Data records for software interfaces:
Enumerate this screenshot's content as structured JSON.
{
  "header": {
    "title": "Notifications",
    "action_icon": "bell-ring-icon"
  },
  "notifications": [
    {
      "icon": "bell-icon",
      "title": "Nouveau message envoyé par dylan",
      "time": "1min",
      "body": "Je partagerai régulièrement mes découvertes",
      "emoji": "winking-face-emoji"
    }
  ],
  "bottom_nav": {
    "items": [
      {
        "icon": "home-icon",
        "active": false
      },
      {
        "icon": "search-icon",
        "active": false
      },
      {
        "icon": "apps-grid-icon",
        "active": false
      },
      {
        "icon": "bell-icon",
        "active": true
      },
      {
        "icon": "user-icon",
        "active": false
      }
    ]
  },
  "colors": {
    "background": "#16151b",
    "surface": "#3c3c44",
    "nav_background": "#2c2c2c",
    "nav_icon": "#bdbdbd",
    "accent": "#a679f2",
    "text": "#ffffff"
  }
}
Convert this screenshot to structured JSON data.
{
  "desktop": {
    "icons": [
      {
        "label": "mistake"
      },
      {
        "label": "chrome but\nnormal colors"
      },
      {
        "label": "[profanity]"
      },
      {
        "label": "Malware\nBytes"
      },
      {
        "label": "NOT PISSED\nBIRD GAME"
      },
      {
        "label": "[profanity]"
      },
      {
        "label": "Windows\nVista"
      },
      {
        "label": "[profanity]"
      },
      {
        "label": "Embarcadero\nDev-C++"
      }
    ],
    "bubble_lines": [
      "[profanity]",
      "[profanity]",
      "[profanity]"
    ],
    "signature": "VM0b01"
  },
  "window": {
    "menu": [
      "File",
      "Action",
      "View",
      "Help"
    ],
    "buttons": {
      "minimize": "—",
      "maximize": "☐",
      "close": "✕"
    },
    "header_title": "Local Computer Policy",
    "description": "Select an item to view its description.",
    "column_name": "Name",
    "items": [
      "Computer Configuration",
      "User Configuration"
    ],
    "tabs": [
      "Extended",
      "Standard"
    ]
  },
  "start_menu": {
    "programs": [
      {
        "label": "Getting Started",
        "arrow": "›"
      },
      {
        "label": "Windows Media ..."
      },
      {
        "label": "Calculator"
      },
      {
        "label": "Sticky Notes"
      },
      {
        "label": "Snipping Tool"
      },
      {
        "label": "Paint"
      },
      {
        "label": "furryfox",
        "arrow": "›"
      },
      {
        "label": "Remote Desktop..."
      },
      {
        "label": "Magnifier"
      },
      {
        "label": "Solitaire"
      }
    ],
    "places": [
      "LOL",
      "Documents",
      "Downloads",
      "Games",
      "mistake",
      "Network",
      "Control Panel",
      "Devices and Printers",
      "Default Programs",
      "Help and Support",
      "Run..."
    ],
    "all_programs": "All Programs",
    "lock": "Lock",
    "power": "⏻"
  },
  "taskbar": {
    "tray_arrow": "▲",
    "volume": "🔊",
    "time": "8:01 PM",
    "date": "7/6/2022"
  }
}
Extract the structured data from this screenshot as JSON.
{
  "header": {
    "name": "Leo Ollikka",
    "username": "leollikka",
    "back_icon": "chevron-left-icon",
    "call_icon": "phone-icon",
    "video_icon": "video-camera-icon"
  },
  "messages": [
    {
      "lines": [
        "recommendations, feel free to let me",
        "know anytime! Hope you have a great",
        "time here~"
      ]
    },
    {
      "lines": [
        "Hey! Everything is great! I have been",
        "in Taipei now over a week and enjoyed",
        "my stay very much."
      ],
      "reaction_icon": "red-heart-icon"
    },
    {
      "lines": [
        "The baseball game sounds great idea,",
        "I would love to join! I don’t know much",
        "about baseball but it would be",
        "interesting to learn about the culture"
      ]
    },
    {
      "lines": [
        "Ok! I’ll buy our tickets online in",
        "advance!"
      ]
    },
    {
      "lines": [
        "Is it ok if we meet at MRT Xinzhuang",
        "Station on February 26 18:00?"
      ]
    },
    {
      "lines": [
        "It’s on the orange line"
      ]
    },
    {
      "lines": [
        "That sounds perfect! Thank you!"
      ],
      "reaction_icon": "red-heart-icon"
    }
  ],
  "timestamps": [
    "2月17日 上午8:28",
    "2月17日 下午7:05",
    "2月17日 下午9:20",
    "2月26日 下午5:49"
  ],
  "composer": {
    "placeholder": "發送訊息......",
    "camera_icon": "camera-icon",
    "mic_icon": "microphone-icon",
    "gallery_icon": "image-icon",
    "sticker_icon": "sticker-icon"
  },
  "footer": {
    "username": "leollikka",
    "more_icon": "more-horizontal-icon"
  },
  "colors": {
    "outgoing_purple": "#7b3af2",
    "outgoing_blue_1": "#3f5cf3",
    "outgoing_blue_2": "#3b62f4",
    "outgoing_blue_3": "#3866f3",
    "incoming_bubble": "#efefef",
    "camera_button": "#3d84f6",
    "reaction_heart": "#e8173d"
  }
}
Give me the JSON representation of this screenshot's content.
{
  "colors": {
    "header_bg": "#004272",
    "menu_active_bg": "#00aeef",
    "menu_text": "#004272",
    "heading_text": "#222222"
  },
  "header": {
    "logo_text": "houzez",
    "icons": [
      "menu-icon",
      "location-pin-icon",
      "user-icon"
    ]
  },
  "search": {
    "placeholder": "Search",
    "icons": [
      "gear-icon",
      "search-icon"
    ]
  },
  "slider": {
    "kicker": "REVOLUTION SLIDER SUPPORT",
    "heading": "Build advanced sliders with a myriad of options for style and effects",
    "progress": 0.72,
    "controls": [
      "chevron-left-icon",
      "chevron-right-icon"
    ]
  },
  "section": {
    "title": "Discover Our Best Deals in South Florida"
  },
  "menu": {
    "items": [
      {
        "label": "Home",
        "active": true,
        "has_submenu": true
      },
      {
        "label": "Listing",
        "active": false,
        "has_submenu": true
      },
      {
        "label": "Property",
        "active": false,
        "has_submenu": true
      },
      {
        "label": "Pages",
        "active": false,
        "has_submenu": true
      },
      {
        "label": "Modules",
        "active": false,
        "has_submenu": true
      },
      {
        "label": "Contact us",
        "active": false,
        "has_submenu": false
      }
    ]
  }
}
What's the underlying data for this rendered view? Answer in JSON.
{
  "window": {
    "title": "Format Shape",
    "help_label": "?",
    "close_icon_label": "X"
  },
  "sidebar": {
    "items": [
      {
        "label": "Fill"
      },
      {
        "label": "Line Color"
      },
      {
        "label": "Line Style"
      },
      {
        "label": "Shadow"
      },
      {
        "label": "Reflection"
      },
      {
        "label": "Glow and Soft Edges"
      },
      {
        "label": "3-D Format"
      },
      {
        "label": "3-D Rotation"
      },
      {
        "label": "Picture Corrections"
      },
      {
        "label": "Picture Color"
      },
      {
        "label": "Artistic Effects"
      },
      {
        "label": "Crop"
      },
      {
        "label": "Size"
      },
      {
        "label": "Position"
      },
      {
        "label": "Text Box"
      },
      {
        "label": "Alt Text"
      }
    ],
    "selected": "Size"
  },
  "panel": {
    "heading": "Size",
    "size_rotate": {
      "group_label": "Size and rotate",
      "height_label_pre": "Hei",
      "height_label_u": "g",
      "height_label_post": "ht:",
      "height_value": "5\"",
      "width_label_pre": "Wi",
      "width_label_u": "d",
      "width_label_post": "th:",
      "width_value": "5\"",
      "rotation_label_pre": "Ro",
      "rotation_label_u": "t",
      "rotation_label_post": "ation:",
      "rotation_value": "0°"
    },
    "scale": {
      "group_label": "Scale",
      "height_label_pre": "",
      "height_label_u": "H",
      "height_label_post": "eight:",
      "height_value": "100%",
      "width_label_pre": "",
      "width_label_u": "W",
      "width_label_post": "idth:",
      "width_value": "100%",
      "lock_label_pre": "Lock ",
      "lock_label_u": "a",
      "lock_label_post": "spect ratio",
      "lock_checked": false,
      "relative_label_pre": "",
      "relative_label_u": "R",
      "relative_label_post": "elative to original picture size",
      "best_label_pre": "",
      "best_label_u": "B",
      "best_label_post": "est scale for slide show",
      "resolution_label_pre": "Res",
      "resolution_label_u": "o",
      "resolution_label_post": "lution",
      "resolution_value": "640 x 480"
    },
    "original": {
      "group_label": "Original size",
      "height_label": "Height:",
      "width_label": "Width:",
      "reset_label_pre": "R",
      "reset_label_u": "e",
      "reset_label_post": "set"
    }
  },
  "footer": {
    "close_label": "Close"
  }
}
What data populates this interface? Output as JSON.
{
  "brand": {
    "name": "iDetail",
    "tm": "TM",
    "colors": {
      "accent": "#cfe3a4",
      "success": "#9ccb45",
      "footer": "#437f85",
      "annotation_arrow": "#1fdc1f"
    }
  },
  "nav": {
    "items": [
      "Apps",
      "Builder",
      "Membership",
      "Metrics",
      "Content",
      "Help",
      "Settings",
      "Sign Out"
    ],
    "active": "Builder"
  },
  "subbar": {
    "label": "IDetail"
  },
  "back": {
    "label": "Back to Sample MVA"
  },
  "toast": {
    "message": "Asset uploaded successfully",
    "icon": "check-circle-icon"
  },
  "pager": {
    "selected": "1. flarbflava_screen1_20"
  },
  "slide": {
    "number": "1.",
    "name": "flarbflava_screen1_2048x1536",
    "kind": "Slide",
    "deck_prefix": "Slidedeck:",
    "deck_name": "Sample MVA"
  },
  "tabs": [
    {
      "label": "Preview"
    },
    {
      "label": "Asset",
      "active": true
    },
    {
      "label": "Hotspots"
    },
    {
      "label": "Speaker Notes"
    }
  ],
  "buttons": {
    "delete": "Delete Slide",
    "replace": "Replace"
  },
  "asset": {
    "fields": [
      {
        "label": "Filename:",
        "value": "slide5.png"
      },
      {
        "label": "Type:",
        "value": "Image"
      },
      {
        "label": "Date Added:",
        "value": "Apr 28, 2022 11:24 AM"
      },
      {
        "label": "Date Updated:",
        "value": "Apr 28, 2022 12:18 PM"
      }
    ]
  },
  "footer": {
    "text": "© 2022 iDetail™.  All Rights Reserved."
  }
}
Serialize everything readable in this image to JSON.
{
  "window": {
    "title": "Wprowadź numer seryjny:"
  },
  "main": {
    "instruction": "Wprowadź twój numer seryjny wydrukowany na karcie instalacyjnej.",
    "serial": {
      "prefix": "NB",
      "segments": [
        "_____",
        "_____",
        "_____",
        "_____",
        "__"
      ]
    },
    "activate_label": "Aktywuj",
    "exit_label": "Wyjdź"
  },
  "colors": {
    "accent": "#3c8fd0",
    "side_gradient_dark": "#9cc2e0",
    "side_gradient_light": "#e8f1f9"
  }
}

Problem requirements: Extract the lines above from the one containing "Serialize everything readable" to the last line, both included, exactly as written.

Solved problem:
Serialize everything readable in this image to JSON.
{
  "window": {
    "title": "Wprowadź numer seryjny:"
  },
  "main": {
    "instruction": "Wprowadź twój numer seryjny wydrukowany na karcie instalacyjnej.",
    "serial": {
      "prefix": "NB",
      "segments": [
        "_____",
        "_____",
        "_____",
        "_____",
        "__"
      ]
    },
    "activate_label": "Aktywuj",
    "exit_label": "Wyjdź"
  },
  "colors": {
    "accent": "#3c8fd0",
    "side_gradient_dark": "#9cc2e0",
    "side_gradient_light": "#e8f1f9"
  }
}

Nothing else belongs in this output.